Remains of the first walled urban estate in Granada, from the Zirid period, have been discovered on the ground floor of a residential and commercial space building in the Plaza de Santa Inés Alta in the Albayzín. The focus is on an 18-metre stretch of wall which forms part of the old Alcazaba Qadima, discovered during the restoration work being donde on the building located at No.2 in the square, and that have been on hold for years.
In fact, part of the stretch that was discovered dating back to the 11th century is visible from Calle San Juan de los Reyes, as it is located on a part of the property that provides access to the parking garage.
Last 27th of March, the cultural association Oppidum Eléberis, intrigued by heritage and related topics, through its representative Narciso Crespo, wrote to the the Andalusian Government’s Office of Culture in Granada to find out if the discovery was related to the old Zirid wall and if confirmation of its importance was planned, as well as action to “protect and restore the value of the remains of the wall during the new construction project”.

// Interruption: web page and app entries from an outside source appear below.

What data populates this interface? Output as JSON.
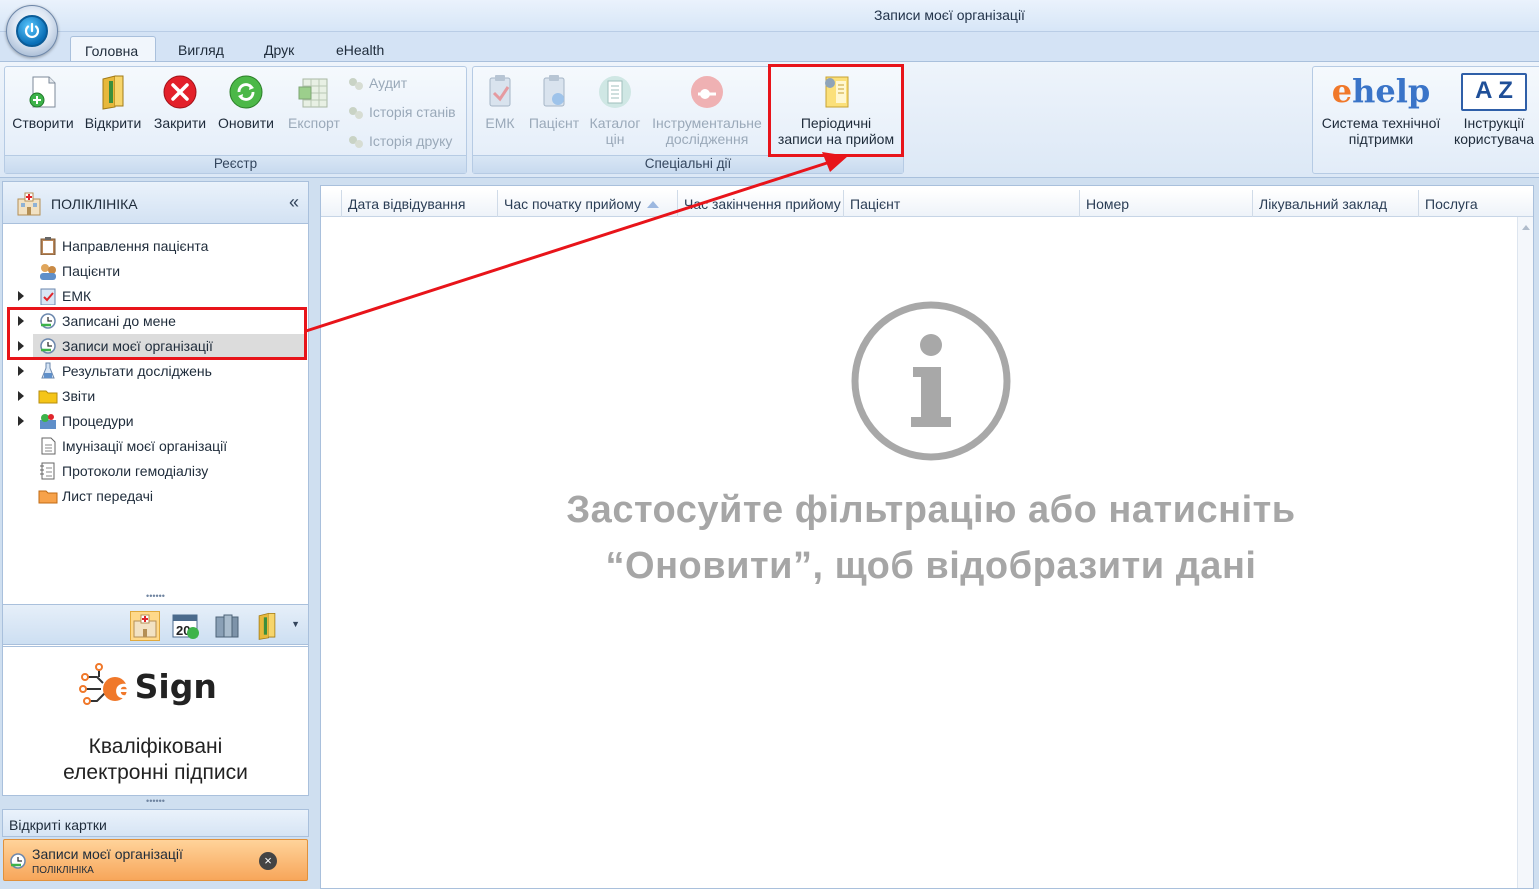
{
  "window": {
    "title": "Записи моєї організації"
  },
  "tabs": [
    "Головна",
    "Вигляд",
    "Друк",
    "eHealth"
  ],
  "ribbon": {
    "registry": {
      "label": "Реєстр",
      "create": "Створити",
      "open": "Відкрити",
      "close": "Закрити",
      "refresh": "Оновити",
      "export": "Експорт",
      "audit": "Аудит",
      "state_history": "Історія станів",
      "print_history": "Історія друку"
    },
    "special": {
      "label": "Спеціальні дії",
      "emk": "ЕМК",
      "patient": "Пацієнт",
      "catalog_line1": "Каталог",
      "catalog_line2": "цін",
      "instr_line1": "Інструментальне",
      "instr_line2": "дослідження",
      "periodic_line1": "Періодичні",
      "periodic_line2": "записи на прийом"
    },
    "help": {
      "ehelp_logo_e": "e",
      "ehelp_logo_rest": "help",
      "support_line1": "Система технічної",
      "support_line2": "підтримки",
      "az_logo": "A Z",
      "manual_line1": "Інструкції",
      "manual_line2": "користувача"
    }
  },
  "nav": {
    "title": "ПОЛІКЛІНІКА",
    "collapse": "«",
    "items": [
      {
        "label": "Направлення пацієнта"
      },
      {
        "label": "Пацієнти"
      },
      {
        "label": "ЕМК"
      },
      {
        "label": "Записані до мене"
      },
      {
        "label": "Записи моєї організації"
      },
      {
        "label": "Результати досліджень"
      },
      {
        "label": "Звіти"
      },
      {
        "label": "Процедури"
      },
      {
        "label": "Імунізації моєї організації"
      },
      {
        "label": "Протоколи гемодіалізу"
      },
      {
        "label": "Лист передачі"
      }
    ],
    "splitter": "••••••"
  },
  "toolbar_icons": [
    "hospital-icon",
    "calendar-icon",
    "books-icon",
    "folder-icon"
  ],
  "calendar_number": "20",
  "esign": {
    "brand_e": "e",
    "brand_rest": "Sign",
    "line1": "Кваліфіковані",
    "line2": "електронні підписи"
  },
  "open_cards": {
    "title": "Відкриті картки",
    "card_title": "Записи моєї організації",
    "card_sub": "ПОЛІКЛІНІКА",
    "close": "×"
  },
  "grid": {
    "columns": [
      "Дата відвідування",
      "Час початку прийому",
      "Час закінчення прийому",
      "Пацієнт",
      "Номер",
      "Лікувальний заклад",
      "Послуга"
    ],
    "empty_line1": "Застосуйте фільтрацію або натисніть",
    "empty_line2": "“Оновити”, щоб відобразити дані"
  },
  "colors": {
    "highlight": "#e8141a",
    "accent": "#0a6fb7",
    "selected_card": "#f7a65a"
  }
}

Crespo believes that since they are responsible for the tutelage, protection and dissemination of historical heritage, the autonomous community government must “protect [the wall] from destruction and guarantee its conservation” in the building project.

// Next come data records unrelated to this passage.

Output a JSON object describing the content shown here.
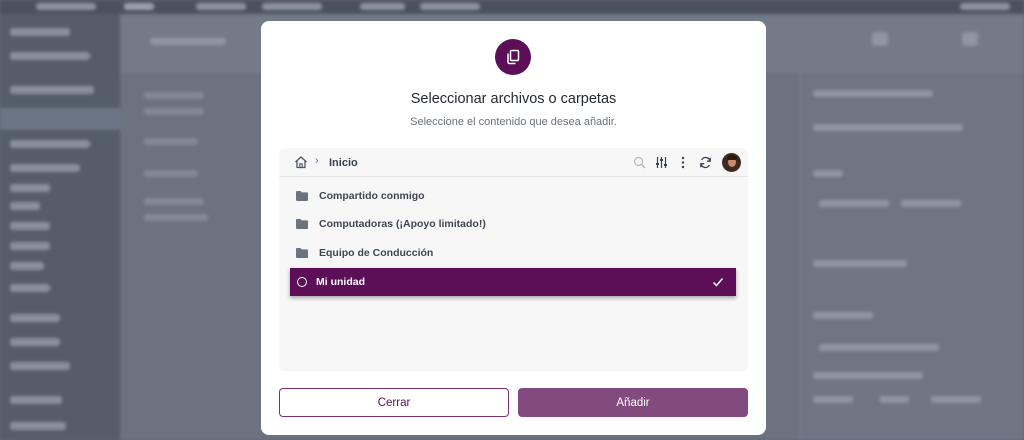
{
  "modal": {
    "title": "Seleccionar archivos o carpetas",
    "subtitle": "Seleccione el contenido que desea añadir."
  },
  "picker": {
    "breadcrumb": {
      "separator": "›",
      "current": "Inicio"
    },
    "toolbar_icons": [
      "search-icon",
      "filter-sliders-icon",
      "more-vertical-icon",
      "refresh-icon"
    ],
    "items": [
      {
        "label": "Compartido conmigo",
        "icon": "folder-icon",
        "selected": false
      },
      {
        "label": "Computadoras (¡Apoyo limitado!)",
        "icon": "folder-icon",
        "selected": false
      },
      {
        "label": "Equipo de Conducción",
        "icon": "folder-icon",
        "selected": false
      },
      {
        "label": "Mi unidad",
        "icon": "radio-icon",
        "selected": true
      }
    ]
  },
  "buttons": {
    "close_label": "Cerrar",
    "add_label": "Añadir"
  },
  "colors": {
    "accent": "#5c0e57",
    "add_button": "#834a80",
    "overlay": "#5f6776"
  }
}
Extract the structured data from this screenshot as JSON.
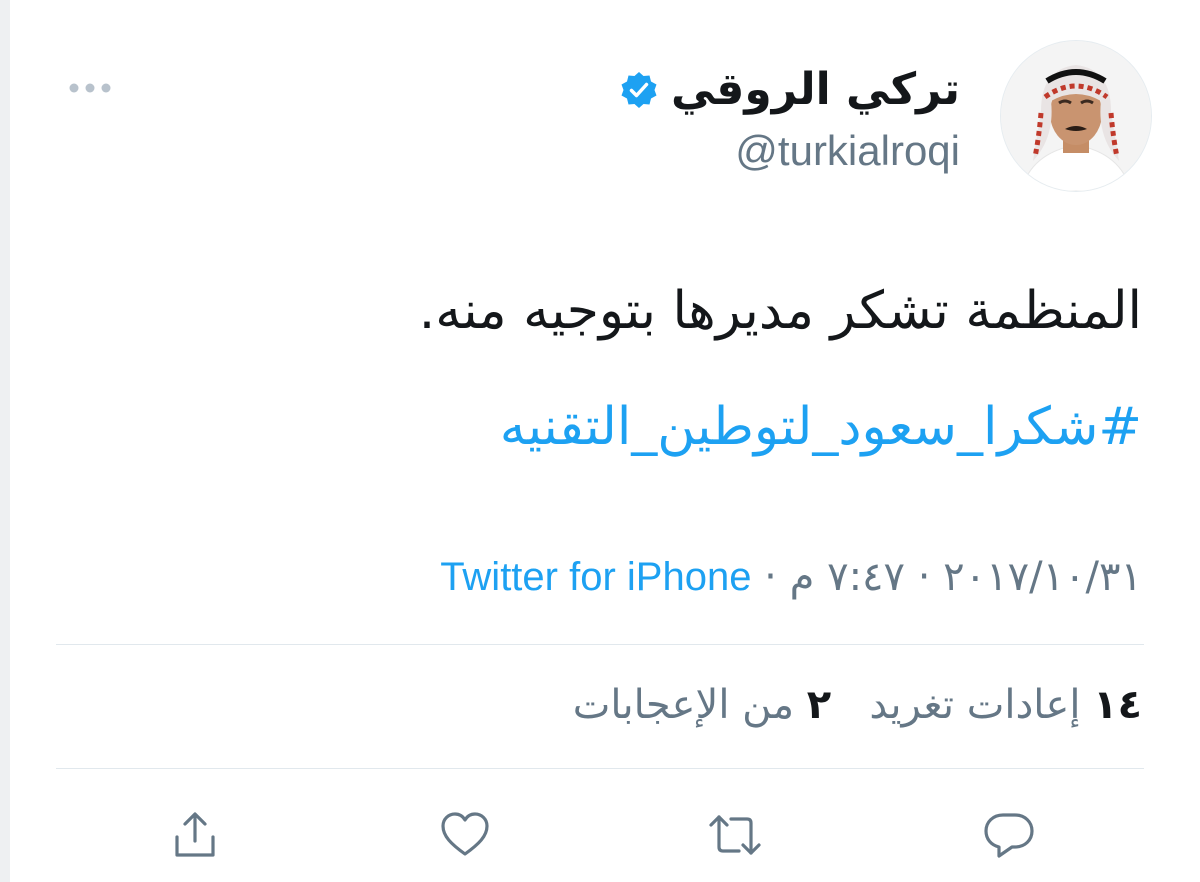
{
  "author": {
    "display_name": "تركي الروقي",
    "handle": "@turkialroqi",
    "verified": true
  },
  "tweet": {
    "text": "المنظمة تشكر مديرها بتوجيه منه.",
    "hashtag": "#شكرا_سعود_لتوطين_التقنيه",
    "date": "٢٠١٧/١٠/٣١",
    "time": "٧:٤٧ م",
    "separator": "·",
    "source": "Twitter for iPhone"
  },
  "stats": {
    "retweets_count": "١٤",
    "retweets_label": "إعادات تغريد",
    "likes_count": "٢",
    "likes_label": "من الإعجابات"
  },
  "icons": {
    "more": "more-dots-icon",
    "verified": "verified-badge-icon",
    "reply": "reply-icon",
    "retweet": "retweet-icon",
    "like": "like-heart-icon",
    "share": "share-icon"
  },
  "colors": {
    "accent": "#1da1f2",
    "secondary_text": "#657786",
    "primary_text": "#14171a",
    "divider": "#e1e8ed",
    "icon": "#657786"
  }
}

On the 14th of April, the Office of Culture responded, stating that it had undertaken a preventative archaeological intervention that “had permitted documentating of a stretch of 11th century wall”.
With regards to the protection of this stretch of wall from the Zirid period, the Andalusian Government states that the Department “can establish appropriate conservation measures in order to avoid any harm that construction work could cause”, but clarifies that “restoring the value should be done by the owner of the building where the wall is located”.

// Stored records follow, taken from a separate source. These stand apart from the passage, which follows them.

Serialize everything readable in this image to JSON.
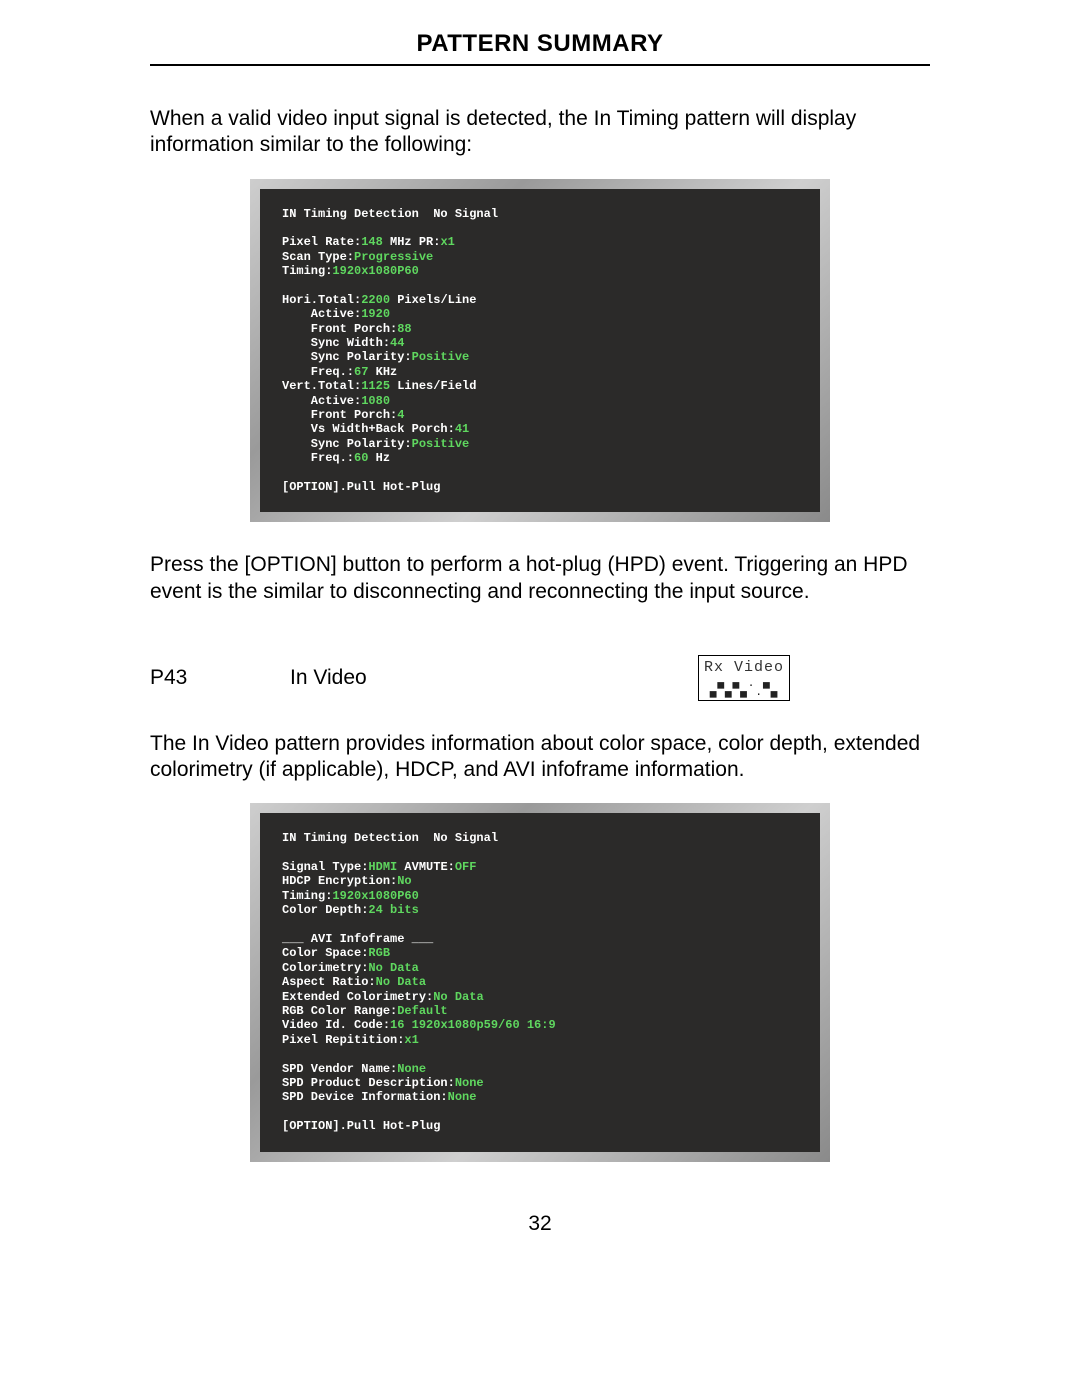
{
  "header": {
    "title": "PATTERN SUMMARY"
  },
  "intro_text": "When a valid video input signal is detected, the In Timing pattern will display information similar to the following:",
  "screen1": {
    "l01a": "IN Timing Detection  No Signal",
    "l02a": "Pixel Rate:",
    "l02b": "148",
    "l02c": " MHz PR:",
    "l02d": "x1",
    "l03a": "Scan Type:",
    "l03b": "Progressive",
    "l04a": "Timing:",
    "l04b": "1920x1080P60",
    "l05a": "Hori.Total:",
    "l05b": "2200",
    "l05c": " Pixels/Line",
    "l06a": "    Active:",
    "l06b": "1920",
    "l07a": "    Front Porch:",
    "l07b": "88",
    "l08a": "    Sync Width:",
    "l08b": "44",
    "l09a": "    Sync Polarity:",
    "l09b": "Positive",
    "l10a": "    Freq.:",
    "l10b": "67",
    "l10c": " KHz",
    "l11a": "Vert.Total:",
    "l11b": "1125",
    "l11c": " Lines/Field",
    "l12a": "    Active:",
    "l12b": "1080",
    "l13a": "    Front Porch:",
    "l13b": "4",
    "l14a": "    Vs Width+Back Porch:",
    "l14b": "41",
    "l15a": "    Sync Polarity:",
    "l15b": "Positive",
    "l16a": "    Freq.:",
    "l16b": "60",
    "l16c": " Hz",
    "l17a": "[OPTION].Pull Hot-Plug"
  },
  "mid_text": "Press the [OPTION] button to perform a hot-plug (HPD) event.  Triggering an HPD event is the similar to disconnecting and reconnecting the input source.",
  "pattern": {
    "id": "P43",
    "name": "In Video",
    "icon_label": "Rx Video"
  },
  "desc_text": "The In Video pattern provides information about color space, color depth, extended colorimetry (if applicable), HDCP, and AVI infoframe information.",
  "screen2": {
    "l01a": "IN Timing Detection  No Signal",
    "l02a": "Signal Type:",
    "l02b": "HDMI",
    "l02c": " AVMUTE:",
    "l02d": "OFF",
    "l03a": "HDCP Encryption:",
    "l03b": "No",
    "l04a": "Timing:",
    "l04b": "1920x1080P60",
    "l05a": "Color Depth:",
    "l05b": "24 bits",
    "l06a": "___ AVI Infoframe ___",
    "l07a": "Color Space:",
    "l07b": "RGB",
    "l08a": "Colorimetry:",
    "l08b": "No Data",
    "l09a": "Aspect Ratio:",
    "l09b": "No Data",
    "l10a": "Extended Colorimetry:",
    "l10b": "No Data",
    "l11a": "RGB Color Range:",
    "l11b": "Default",
    "l12a": "Video Id. Code:",
    "l12b": "16 1920x1080p59/60 16:9",
    "l13a": "Pixel Repitition:",
    "l13b": "x1",
    "l14a": "SPD Vendor Name:",
    "l14b": "None",
    "l15a": "SPD Product Description:",
    "l15b": "None",
    "l16a": "SPD Device Information:",
    "l16b": "None",
    "l17a": "[OPTION].Pull Hot-Plug"
  },
  "page_number": "32"
}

Carvajales The property is located between the Placeta de los and San Juan de los Reyes, one of the main thoroughfares of the Moorish Albayzín, where there are still remains of the wall integrated into some houses and hotel establishments. The building dates back to 1931 and sticks out due to its height and the brick visible on its rear façade.
On the 21st of October 2008, the developer, a Cordoba company Urbanas Baena López Hermanos, which was not granted restoration aide by the municipal government, obtained a licence on 21 October 2008 for work that was due to be completed in November 2011. There has already been a two-and-a-half year delay.
Carlos Sánchez, an architect and expert in heritage and conservation restoration, confirmed that it is an 18m-long stretch of wall that is to be integrated into the building and opened for visitation. He stated that “it has some very interesting characteristics because it widens and it’s possible to excavate behind to gather information about what used to be there”.
According to the architect, the developer, which GranadaiMedia hasn’t been able to get in contact with, is now interested in redefining the use of the building – from residential, to service sector use – although as the Granada City Hall’s Planning Department is unaware of any such request have been made. The Office of Culture has been unwilling to release a statement while waiting for the matter to be processed by the Provincial Commission for Historic Heritage.
The stretch of wall is located very close to the no longer existing Puerta de los Estereros (Bab al-Hassarin), in what is now Plaza de San Gregorio. At the time, this was one of the main streets, due to the intense commercial and trading activity that took place there in the past.
Author: Álvaro Calleja